* [Given information]:
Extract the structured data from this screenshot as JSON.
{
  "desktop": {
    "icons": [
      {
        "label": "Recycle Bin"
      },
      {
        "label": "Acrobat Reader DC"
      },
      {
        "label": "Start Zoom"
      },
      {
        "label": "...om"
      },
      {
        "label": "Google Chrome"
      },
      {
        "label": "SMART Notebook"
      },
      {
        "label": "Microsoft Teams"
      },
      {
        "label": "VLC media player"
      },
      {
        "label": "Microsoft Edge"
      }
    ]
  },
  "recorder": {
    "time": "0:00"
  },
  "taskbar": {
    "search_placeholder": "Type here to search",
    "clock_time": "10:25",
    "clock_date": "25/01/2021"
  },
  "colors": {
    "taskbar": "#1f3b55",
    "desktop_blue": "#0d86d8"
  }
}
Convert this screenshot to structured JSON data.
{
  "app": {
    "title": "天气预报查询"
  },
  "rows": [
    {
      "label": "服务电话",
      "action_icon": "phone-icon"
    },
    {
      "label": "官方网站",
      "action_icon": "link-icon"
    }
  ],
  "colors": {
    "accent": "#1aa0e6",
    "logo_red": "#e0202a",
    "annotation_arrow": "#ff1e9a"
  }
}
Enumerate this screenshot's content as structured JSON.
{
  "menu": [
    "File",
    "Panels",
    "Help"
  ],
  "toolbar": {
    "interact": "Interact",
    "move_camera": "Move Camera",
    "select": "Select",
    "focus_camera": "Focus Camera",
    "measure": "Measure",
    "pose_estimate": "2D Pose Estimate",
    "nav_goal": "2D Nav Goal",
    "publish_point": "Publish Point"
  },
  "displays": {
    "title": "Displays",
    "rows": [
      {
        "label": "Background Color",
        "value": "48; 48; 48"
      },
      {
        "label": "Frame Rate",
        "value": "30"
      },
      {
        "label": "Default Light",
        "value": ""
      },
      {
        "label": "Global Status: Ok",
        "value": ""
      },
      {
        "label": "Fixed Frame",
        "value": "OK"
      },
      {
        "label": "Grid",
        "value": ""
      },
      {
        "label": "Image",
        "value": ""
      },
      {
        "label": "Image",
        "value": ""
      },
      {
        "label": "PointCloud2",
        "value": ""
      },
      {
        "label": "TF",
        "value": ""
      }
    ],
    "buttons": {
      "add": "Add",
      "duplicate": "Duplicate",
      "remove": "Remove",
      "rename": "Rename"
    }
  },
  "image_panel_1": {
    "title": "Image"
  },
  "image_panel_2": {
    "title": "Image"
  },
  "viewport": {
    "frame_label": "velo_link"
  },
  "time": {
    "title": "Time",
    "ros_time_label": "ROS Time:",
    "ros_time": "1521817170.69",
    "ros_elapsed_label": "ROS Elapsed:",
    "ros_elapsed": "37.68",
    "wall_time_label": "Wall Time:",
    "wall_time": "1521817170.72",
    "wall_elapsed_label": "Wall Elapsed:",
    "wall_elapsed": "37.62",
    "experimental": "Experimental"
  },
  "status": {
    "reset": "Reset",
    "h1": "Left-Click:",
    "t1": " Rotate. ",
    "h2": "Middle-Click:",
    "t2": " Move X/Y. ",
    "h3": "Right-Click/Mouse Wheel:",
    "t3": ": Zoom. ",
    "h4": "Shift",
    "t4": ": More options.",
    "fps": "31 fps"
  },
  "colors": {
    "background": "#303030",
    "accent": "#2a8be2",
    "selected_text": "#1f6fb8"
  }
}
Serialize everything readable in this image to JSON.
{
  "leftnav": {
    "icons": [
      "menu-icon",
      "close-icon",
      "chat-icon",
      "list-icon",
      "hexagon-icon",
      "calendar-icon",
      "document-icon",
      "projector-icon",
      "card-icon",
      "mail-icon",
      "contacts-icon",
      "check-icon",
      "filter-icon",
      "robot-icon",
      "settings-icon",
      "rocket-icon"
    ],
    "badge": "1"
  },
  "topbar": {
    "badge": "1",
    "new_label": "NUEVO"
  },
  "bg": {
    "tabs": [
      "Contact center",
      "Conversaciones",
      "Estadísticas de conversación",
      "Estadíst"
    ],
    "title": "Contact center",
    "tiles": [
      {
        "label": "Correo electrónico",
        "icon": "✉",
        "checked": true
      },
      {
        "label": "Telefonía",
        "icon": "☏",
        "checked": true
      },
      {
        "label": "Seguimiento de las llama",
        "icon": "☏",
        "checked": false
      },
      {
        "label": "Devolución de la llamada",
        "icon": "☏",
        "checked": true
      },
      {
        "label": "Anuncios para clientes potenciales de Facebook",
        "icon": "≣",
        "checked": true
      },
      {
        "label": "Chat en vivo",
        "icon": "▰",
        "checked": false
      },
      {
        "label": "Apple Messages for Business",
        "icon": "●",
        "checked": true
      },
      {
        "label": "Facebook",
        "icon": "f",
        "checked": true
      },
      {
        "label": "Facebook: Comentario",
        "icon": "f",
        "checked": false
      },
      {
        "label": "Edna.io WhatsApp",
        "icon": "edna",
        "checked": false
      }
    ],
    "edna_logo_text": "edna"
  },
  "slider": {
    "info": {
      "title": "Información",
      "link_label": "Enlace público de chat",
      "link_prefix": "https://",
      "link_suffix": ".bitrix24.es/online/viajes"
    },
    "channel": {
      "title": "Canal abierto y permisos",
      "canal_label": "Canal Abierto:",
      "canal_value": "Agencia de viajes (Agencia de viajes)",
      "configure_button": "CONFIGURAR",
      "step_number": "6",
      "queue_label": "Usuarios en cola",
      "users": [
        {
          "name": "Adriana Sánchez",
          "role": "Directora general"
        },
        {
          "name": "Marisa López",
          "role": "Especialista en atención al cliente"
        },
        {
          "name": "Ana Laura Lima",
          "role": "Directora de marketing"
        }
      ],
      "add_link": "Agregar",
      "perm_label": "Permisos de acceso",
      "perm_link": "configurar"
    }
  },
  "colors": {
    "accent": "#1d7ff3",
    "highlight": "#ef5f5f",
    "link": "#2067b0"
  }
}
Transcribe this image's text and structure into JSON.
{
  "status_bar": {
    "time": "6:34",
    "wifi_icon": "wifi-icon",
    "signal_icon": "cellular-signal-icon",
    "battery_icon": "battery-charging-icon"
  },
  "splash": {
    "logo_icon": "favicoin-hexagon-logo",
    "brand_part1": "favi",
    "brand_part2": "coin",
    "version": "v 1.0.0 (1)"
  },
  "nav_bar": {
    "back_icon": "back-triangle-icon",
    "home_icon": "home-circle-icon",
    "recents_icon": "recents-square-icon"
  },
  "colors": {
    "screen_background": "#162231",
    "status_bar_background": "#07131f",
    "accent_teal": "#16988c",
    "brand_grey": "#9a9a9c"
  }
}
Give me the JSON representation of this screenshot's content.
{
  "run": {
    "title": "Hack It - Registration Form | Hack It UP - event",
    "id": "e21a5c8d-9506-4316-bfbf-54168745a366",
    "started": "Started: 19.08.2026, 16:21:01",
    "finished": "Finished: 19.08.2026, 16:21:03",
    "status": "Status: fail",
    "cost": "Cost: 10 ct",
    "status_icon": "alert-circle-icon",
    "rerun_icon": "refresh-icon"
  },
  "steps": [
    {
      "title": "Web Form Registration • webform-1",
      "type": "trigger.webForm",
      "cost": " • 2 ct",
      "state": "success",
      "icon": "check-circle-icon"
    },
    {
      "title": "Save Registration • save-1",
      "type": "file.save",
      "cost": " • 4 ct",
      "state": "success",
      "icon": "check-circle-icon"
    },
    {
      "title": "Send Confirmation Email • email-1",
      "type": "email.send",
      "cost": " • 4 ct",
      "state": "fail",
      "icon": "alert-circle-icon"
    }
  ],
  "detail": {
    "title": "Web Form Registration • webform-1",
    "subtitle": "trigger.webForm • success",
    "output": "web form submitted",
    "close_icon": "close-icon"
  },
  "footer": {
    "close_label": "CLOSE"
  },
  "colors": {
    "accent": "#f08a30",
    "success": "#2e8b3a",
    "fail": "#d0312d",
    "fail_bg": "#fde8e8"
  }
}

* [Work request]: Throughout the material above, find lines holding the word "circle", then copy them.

* [Result]:
    "home_icon": "home-circle-icon",
    "status_icon": "alert-circle-icon",
      "icon": "check-circle-icon"
      "icon": "check-circle-icon"
      "icon": "alert-circle-icon"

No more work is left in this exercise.